Privacy Shield: EU citizens might get right to challenge US access to their data
Are we nearly there yet?
Officials from the EU and US are nearing a solution in long-running negotiations over transatlantic data sharing.
Previous legal arrangements for sharing data between the two jurisdictions, the so-called Privacy Shield, were struck down by the EU Court of Justice in what became known as the Schrems II ruling in 2020.
The decision had ramifications for US cloud providers, social media sites, and providers of online tools which are still becoming clear. Although it had been commonly held that standard contractual clauses (SCCs) may offer a way to continue to share data legally, that was also in doubt. Earlier this month, the Austrian data protection authority ruled that those arrangements were insufficient for data sharing.
But according to political news website Politico, officials both sides of the pond have reached an approach that might involve offering EU citizens the right to submit complaints to an independent judicial body if they believe the US national security agencies have unlawfully handled their personal information. If adopted, it would give EU citizens more privacy rights in the US than Americans currently enjoy.
The solution follows nearly two years of increasingly fraught negotiations. "The Biden administration considers finalizing an enhanced Privacy Shield the number one priority, and I remain actively engaged in those negotiations," said Gina Raimondo, US Commerce Secretary.
- Website fined by German court for leaking visitor's IP address via Google Fonts
- Lawmakers propose TLDR Act because no one reads Terms of Service agreements
- Austrian watchdog rules German company's use of Google Analytics breached GDPR by sending data to US
- German court rules cookie preference service that shared IP addresses with US firm should be halted
Even if the solution survives the negation, Bill Mew, privacy campaigner and CEO of Crisis Team, said there remained the issue of extraterritorial measures that are incompatible with the General Data Protection Regulation (GDPR). He said all US electronic communication service providers (ECSPs) – including telcos, cloud firms, and social media platforms – fall under 702 FISA through which the US intelligence agencies can subject them to surveillance.
While firms like Microsoft can provide information about the types of requests they get from the US government, the question of redress remains. Meanwhile, any new treaty for data sharing between the EU and US would need to survive a period of scrutiny by the EU parliament and member states, Mew said.
The news follows yesterday’s announcement that all data collected to date through a specific mechanism of the Transparency & Consent Framework (TCF) must now be deleted by digital marketing and advertising association IAB Europe, which is used by 1,000-plus companies to process consent.
The Belgian data protection authority [PDF] found that the "consent solution" fails to properly request consent, and relies on a lawful basis (legitimate interest) that is not permissible because of the severe risk posed by the online advertising tracking under Article 5(1)a, and Article 6 of GDPR. ®
- Cybersecurity and Infrastructure Security Agency
- Cybersecurity Information Sharing Act
- Czech Republic
- European Commission

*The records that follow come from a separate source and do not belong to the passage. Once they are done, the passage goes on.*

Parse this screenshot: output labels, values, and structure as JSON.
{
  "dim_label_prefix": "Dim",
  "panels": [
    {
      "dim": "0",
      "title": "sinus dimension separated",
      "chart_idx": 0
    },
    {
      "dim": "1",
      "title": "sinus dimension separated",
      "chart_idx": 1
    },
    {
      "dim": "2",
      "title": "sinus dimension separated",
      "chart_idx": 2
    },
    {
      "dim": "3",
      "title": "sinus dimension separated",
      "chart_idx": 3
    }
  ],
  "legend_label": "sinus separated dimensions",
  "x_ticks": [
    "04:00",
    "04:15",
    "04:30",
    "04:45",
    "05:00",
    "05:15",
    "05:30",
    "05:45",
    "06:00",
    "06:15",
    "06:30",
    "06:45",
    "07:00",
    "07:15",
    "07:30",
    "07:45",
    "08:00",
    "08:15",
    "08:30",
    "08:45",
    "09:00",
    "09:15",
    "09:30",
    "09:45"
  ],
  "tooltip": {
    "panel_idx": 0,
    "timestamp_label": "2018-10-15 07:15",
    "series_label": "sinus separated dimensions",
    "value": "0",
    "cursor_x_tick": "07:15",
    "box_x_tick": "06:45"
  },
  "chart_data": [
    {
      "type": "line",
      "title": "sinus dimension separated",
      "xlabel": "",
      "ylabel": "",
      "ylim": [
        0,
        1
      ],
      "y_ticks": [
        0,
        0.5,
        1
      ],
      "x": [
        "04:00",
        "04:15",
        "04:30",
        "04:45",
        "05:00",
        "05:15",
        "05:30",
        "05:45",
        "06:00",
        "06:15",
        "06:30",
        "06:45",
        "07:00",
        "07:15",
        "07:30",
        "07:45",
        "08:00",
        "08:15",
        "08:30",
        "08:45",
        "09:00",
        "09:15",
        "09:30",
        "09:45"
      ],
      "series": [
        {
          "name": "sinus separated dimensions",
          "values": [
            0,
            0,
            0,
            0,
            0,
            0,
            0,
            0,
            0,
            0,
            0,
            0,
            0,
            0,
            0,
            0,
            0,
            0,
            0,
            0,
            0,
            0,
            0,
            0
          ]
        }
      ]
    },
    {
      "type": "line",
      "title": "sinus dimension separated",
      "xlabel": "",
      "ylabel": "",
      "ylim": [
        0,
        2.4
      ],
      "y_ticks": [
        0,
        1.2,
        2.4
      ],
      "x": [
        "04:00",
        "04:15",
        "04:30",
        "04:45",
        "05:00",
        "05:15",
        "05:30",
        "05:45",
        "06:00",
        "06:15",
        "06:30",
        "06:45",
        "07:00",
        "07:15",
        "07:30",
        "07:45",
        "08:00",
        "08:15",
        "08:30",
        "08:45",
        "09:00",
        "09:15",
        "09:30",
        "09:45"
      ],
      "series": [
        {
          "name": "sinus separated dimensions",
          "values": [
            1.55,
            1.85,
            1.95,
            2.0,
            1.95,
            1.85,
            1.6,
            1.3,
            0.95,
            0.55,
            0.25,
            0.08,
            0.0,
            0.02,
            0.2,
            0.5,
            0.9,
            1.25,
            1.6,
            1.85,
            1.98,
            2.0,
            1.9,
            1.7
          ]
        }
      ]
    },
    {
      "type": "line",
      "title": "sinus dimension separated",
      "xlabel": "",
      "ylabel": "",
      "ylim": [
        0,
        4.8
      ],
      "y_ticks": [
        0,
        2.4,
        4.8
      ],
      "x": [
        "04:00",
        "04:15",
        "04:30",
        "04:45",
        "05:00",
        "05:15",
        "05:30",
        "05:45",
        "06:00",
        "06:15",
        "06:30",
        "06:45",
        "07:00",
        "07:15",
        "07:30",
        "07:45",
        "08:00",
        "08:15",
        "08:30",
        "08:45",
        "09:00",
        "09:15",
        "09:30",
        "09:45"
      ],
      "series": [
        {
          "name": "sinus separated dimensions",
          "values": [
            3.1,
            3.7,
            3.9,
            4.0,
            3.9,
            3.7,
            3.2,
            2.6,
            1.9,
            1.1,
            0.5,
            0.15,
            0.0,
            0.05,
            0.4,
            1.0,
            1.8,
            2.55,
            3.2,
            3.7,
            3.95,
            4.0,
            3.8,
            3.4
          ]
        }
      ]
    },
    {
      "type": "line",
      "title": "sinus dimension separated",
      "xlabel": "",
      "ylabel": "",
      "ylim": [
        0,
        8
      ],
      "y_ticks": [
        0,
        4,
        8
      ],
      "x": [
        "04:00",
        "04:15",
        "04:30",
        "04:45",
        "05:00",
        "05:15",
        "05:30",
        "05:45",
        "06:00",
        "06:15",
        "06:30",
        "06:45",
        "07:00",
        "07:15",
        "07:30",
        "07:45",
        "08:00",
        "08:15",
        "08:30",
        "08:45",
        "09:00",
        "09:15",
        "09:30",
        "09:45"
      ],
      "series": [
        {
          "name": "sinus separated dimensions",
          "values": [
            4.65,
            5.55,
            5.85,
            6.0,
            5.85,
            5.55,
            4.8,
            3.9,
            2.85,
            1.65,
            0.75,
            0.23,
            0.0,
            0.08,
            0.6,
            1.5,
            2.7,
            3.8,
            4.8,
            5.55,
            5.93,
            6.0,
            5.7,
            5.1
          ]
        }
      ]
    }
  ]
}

- Federal Aviation Administration
- Immigration and Nationality Act of 1965
- National Labor Relations Board
- Privacy Sandbox
- Telecommunications Act of 1996
- United States Department of Defense
- United States Department of Justice
- US Securities and Exchange Commission